Why Don’t We Try a Different Approach to the Drug Problem? 

I have seen for years the various attempts to solve the problems of drug addiction and abuse. I was working in the industry in the eighties when Nancy Reagan raised the mantra, “Just Say No”.

Young lady with questions

Just say no. Okay. But how long can a kid just say “no” before someone comes up to him and asks, “Why not?” (Well, there goes that solution. It worked just fine until some thought was required.)

Fortunately, we’re not robots and a simple, no-responsibility answer to a complex question will never last.

Now there are others working to hi-jack the American kids’ decision making processes with more, brainless, reaction evoking, sound bites: 

“Legalize drugs!” 

“Stop the failed war on drugs!” 

“Marijuana is all natural!” 

And just as before, there are millions who would rather spout a phrase robotically than actually think.

Alright, time to think about this. The biggest killers of all drugs, by far, are the legal drugs.

  • Tobacco, the biggest killer of all drugs. Millions per year.
  • Prescription drugs, second biggest killer.
  • Alcohol, number three. Everyone knows someone whose life was ruined or ended by alcohol.

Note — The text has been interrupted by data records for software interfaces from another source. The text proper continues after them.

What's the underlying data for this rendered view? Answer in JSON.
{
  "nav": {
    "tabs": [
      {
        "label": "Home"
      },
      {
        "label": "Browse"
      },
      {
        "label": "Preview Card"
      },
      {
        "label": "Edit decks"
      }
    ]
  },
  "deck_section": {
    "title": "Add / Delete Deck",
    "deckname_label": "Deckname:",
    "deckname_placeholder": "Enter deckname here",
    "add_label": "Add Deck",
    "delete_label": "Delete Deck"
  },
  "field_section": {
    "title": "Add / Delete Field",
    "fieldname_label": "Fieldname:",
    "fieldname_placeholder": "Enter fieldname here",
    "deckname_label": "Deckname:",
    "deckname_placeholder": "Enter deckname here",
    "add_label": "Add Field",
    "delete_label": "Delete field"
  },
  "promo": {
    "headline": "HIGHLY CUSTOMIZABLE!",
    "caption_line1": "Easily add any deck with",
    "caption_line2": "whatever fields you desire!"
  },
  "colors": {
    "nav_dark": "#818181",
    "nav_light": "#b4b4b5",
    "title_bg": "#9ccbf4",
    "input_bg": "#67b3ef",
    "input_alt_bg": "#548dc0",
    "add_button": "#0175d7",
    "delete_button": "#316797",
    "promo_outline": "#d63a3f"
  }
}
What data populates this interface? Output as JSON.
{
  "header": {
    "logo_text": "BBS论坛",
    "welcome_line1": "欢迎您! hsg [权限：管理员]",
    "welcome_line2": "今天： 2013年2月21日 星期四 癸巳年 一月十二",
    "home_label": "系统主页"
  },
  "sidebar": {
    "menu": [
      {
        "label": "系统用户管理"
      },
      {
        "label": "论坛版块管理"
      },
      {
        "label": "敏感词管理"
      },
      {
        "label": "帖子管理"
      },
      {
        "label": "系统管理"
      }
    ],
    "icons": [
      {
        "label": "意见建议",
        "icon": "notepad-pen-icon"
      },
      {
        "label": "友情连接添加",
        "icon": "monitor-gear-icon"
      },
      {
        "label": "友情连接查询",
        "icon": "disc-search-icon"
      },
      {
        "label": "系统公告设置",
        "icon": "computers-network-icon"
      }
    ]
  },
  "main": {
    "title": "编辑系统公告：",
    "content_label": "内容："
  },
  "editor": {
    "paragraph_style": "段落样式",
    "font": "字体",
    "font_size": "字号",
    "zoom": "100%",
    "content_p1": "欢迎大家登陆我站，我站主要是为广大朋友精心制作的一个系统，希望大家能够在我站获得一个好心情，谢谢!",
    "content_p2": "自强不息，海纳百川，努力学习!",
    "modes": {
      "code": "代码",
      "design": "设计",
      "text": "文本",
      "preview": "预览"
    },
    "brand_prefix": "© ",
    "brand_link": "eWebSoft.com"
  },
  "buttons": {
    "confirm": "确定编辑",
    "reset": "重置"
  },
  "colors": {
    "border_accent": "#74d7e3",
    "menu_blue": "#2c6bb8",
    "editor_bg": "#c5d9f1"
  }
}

These drugs are so far ahead of the others in total lives destroyed they’re on a completely different scale. Again, there is simply not enough thought or extrapolation of what the results of using these substances could be.

Here is another tack. Why don’t we actually teach people the truth about drugs and their effects, short-term and long-term. 

Then, when they’re actually in command of the subject and can visualize the effects that drugs would have on their bodies and minds, let them use the data to make their own choices.

This is why Narconon’s drug education program is so important. It is carefully designed to provide the real information people need about drugs and the consequences of abusing drugs and alcohol. With this information, they can move beyond the sound bites and uninformed choices. With accurate knowledge, they can make their own decisions and reason out for themselves why they should choose a drug-free life.


Tony Bylsma

Tony Bylsma has been working for Narconon as a counselor, administrator and educator in various areas of the US for many years. In addition to helping people overcome their addictions and live drug-free lives, Tony has spoken to over six hundred thousand students, parents and professionals regarding drug abuse and effective abuse prevention. This year Tony is celebrating his 40th year of sobriety!